Pregnancy Discrimination Is a Common Problem
Pregnancy discrimination involves facing adverse treatment at work because of pregnancy, childbirth, or a medical issue arising from either of those.
It’s unlawful under the Pregnancy Discrimination Act (PDA), but it is unfortunately a common problem in workplaces across the country.
What Constitutes Pregnancy Discrimination?
Pregnancy discrimination can take many forms. It can involve decisions made about your hiring or firing, promotion and pay, job duties and assignments, leave and employment benefits, and more.

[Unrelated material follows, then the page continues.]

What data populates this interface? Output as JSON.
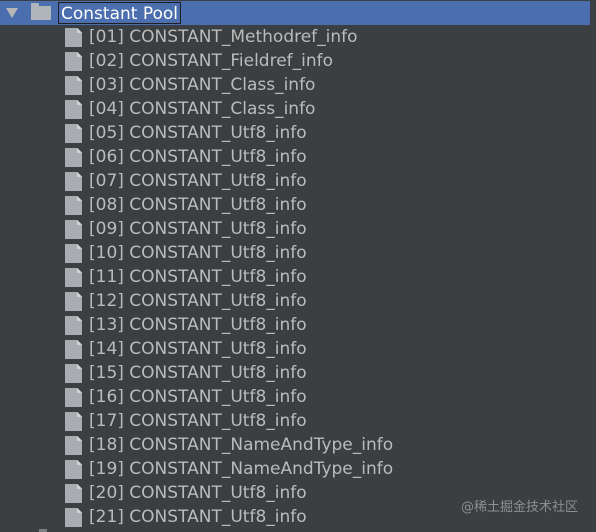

Under the law, you are not required to tell your employer about your pregnancy or plans to become pregnant, and your employer is not supposed to ask. Employers are not permitted to refuse to hire you for a job you’re qualified for just because you’re pregnant or planning to be.
Employers are generally not allowed to treat pregnant employees differently than non-pregnant employees, and they are also not permitted to treat employees differently because they could become pregnant in the future.

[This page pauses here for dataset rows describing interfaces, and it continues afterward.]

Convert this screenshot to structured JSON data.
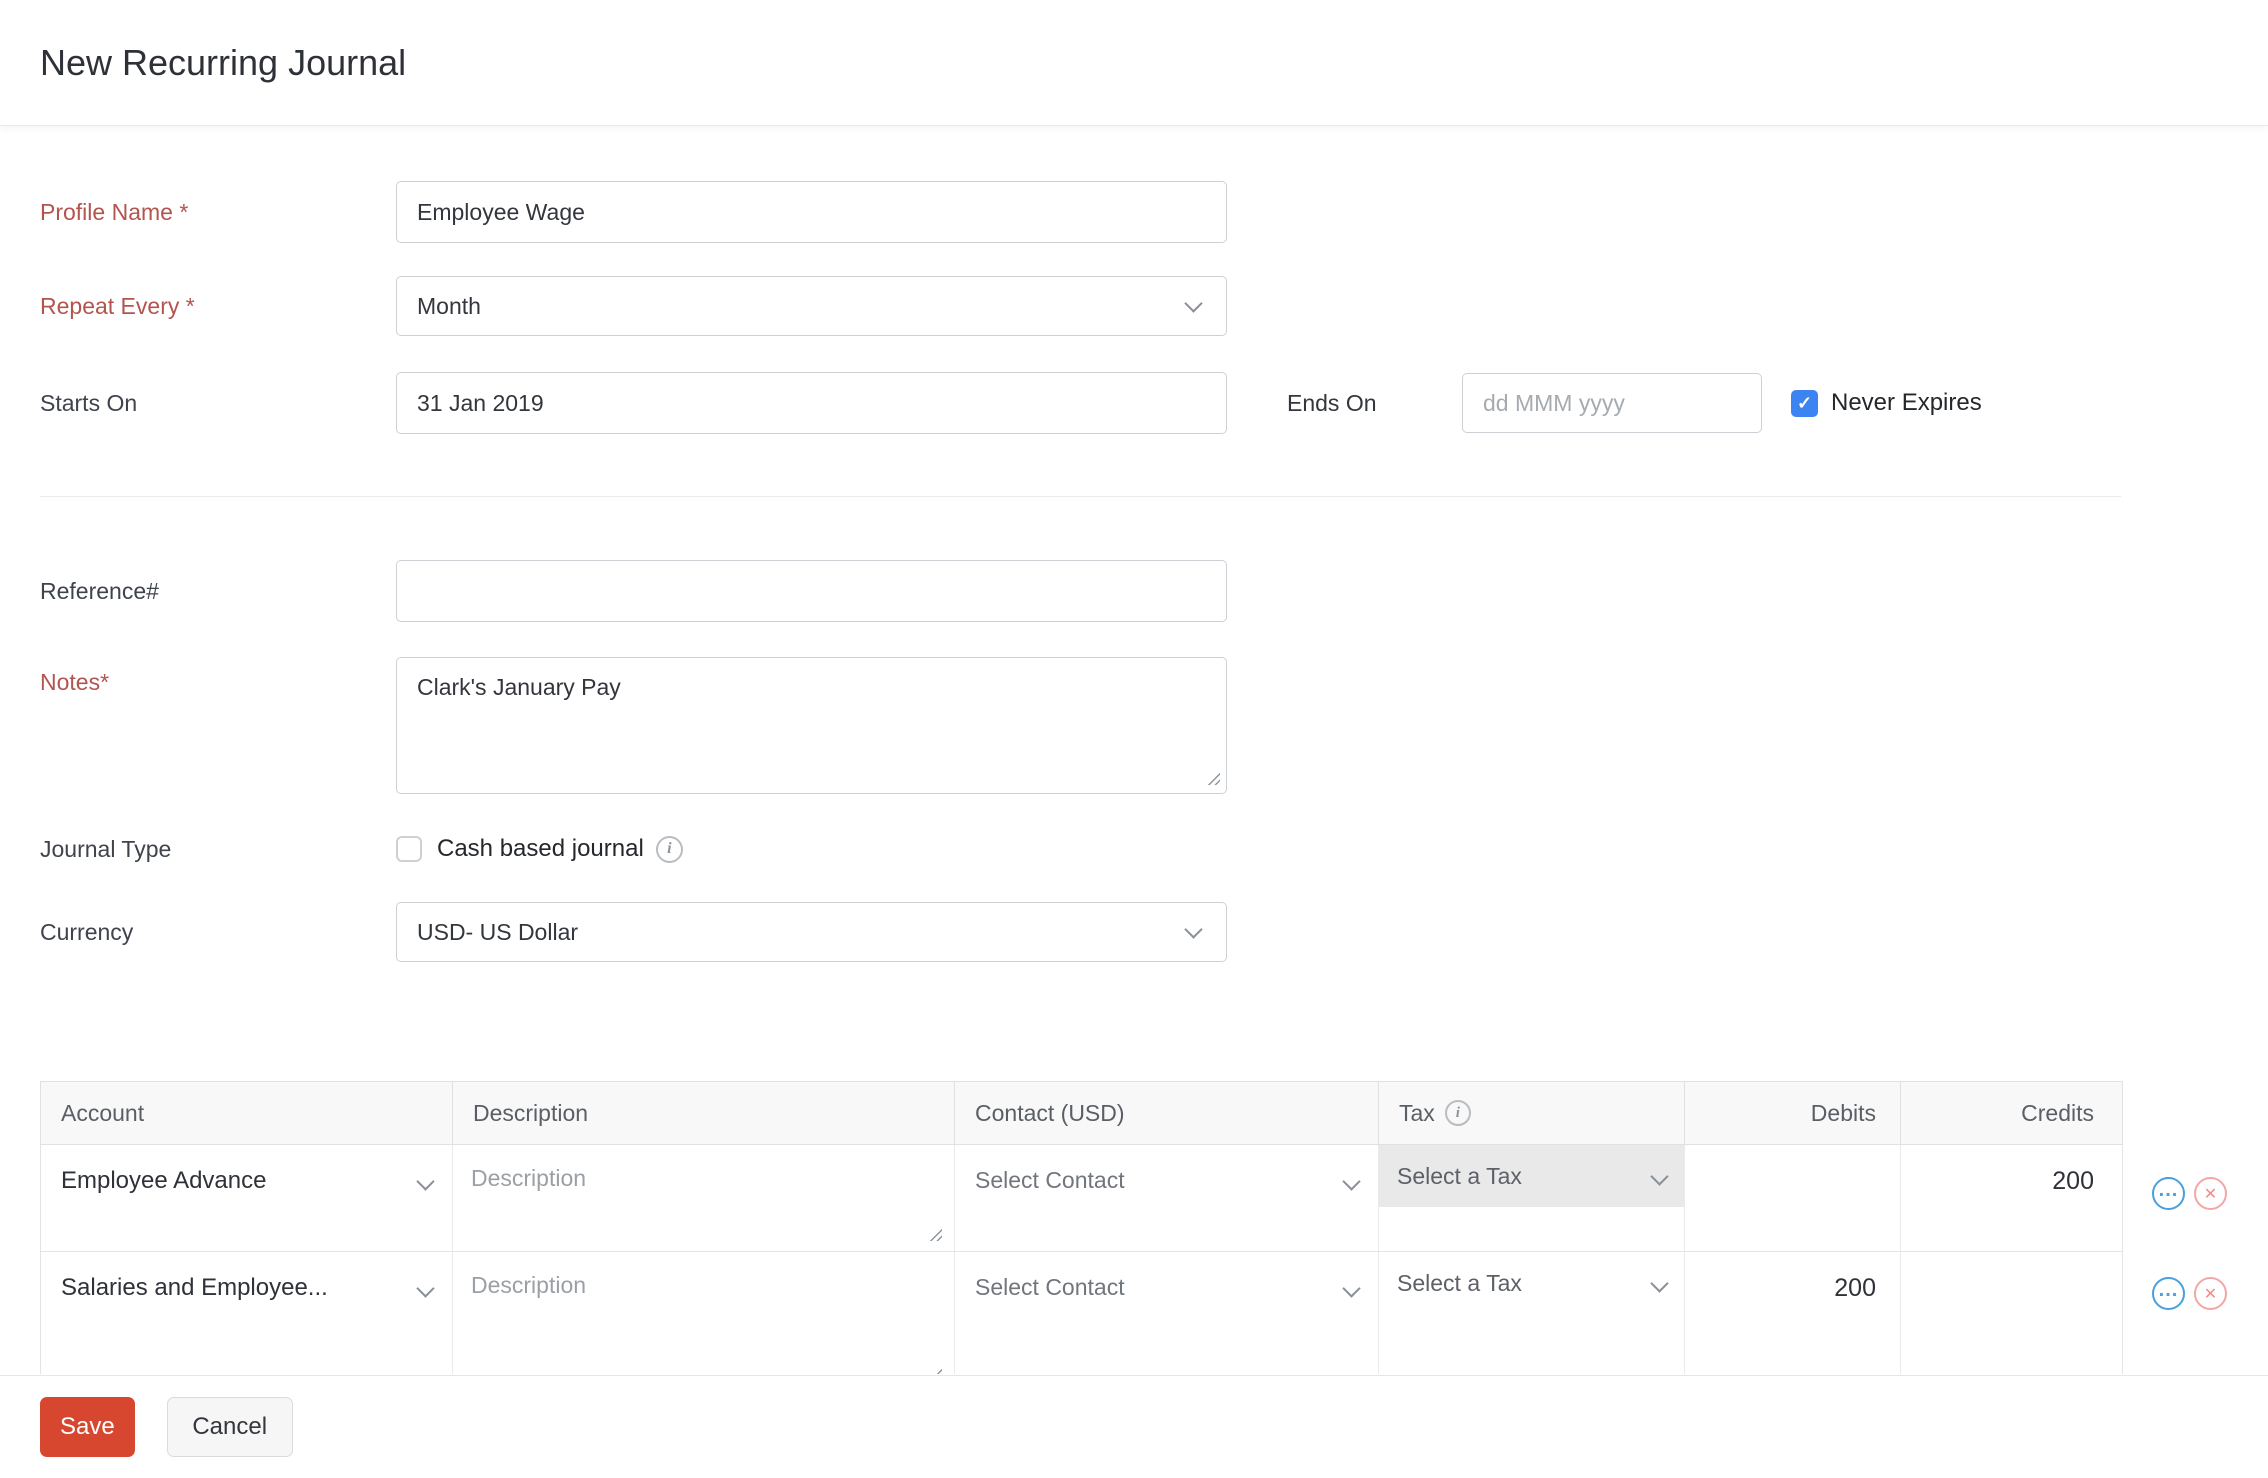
{
  "header": {
    "title": "New Recurring Journal"
  },
  "form": {
    "profile_name": {
      "label": "Profile Name *",
      "value": "Employee Wage"
    },
    "repeat_every": {
      "label": "Repeat Every *",
      "value": "Month"
    },
    "starts_on": {
      "label": "Starts On",
      "value": "31 Jan 2019"
    },
    "ends_on": {
      "label": "Ends On",
      "placeholder": "dd MMM yyyy",
      "value": ""
    },
    "never_expires": {
      "label": "Never Expires",
      "checked": true
    },
    "reference": {
      "label": "Reference#",
      "value": ""
    },
    "notes": {
      "label": "Notes*",
      "value": "Clark's January Pay"
    },
    "journal_type": {
      "label": "Journal Type",
      "checkbox_label": "Cash based journal",
      "checked": false
    },
    "currency": {
      "label": "Currency",
      "value": "USD- US Dollar"
    }
  },
  "table": {
    "columns": [
      "Account",
      "Description",
      "Contact (USD)",
      "Tax",
      "Debits",
      "Credits"
    ],
    "rows": [
      {
        "account": "Employee Advance",
        "description_placeholder": "Description",
        "contact": "Select Contact",
        "tax": "Select a Tax",
        "debits": "",
        "credits": "200"
      },
      {
        "account": "Salaries and Employee...",
        "description_placeholder": "Description",
        "contact": "Select Contact",
        "tax": "Select a Tax",
        "debits": "200",
        "credits": ""
      }
    ]
  },
  "footer": {
    "save_label": "Save",
    "cancel_label": "Cancel"
  },
  "icons": {
    "more_options": "...",
    "remove_row": "✕",
    "info": "i",
    "checkmark": "✓"
  },
  "colors": {
    "required_label": "#b3544f",
    "save_button": "#d7472f",
    "checkbox_checked_blue": "#3c84f2",
    "row_action_blue": "#49a0dd",
    "row_action_pink": "#f2a7a5",
    "table_header_bg": "#f8f8f9",
    "tax_cell_bg": "#e9e9ea"
  }
}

Any policies that have a disparate impact on women or people with a uterus based on their potential to be pregnant is generally unlawful.
What if You Can’t Perform Your Job Because of a Pregnancy?
If you have a temporary disability that’s unrelated to pregnancy and that hinders you at work, your employer is required to provide reasonable accommodations for your condition. They should do the same if your condition arises from pregnancy or childbirth.
What that can look like depends on the person, the situation, and the condition. It may mean offering alternative assignments on a temporary basis, making a physical accommodation at work, or giving you paid or unpaid leave until you recover.
Exceptions to the PDA
The federal law only applies to people in workplaces with 15 or more employees. However, the Pennsylvania Human Relations Act (PHRA) extends that protection to companies with four or more employees.
Courts have generally held that employers are allowed to discriminate against pregnant people in some circumstances. For instance, religious-based organizations may be permitted to discriminate against unmarried pregnant people because of a religious objection to premarital sex. However, they must show that they treat male and female employees who have premarital sex the same.
Are You Facing Pregnancy Discrimination? Talk to an Attorney
If you have faced adverse or discriminatory treatment at work because of your pregnancy, you may have legal recourse.
You should talk to a qualified employment attorney right away. Your attorney can help you determine your rights and help you get recourse and compensation from your employer.
Call us at 267-273-1054 or email us at firstname.lastname@example.org for a free, confidential consultation today.
The information provided here does not constitute legal advice. It is intended for general purposes only. If you have questions about a specific legal issue, you should speak to an attorney.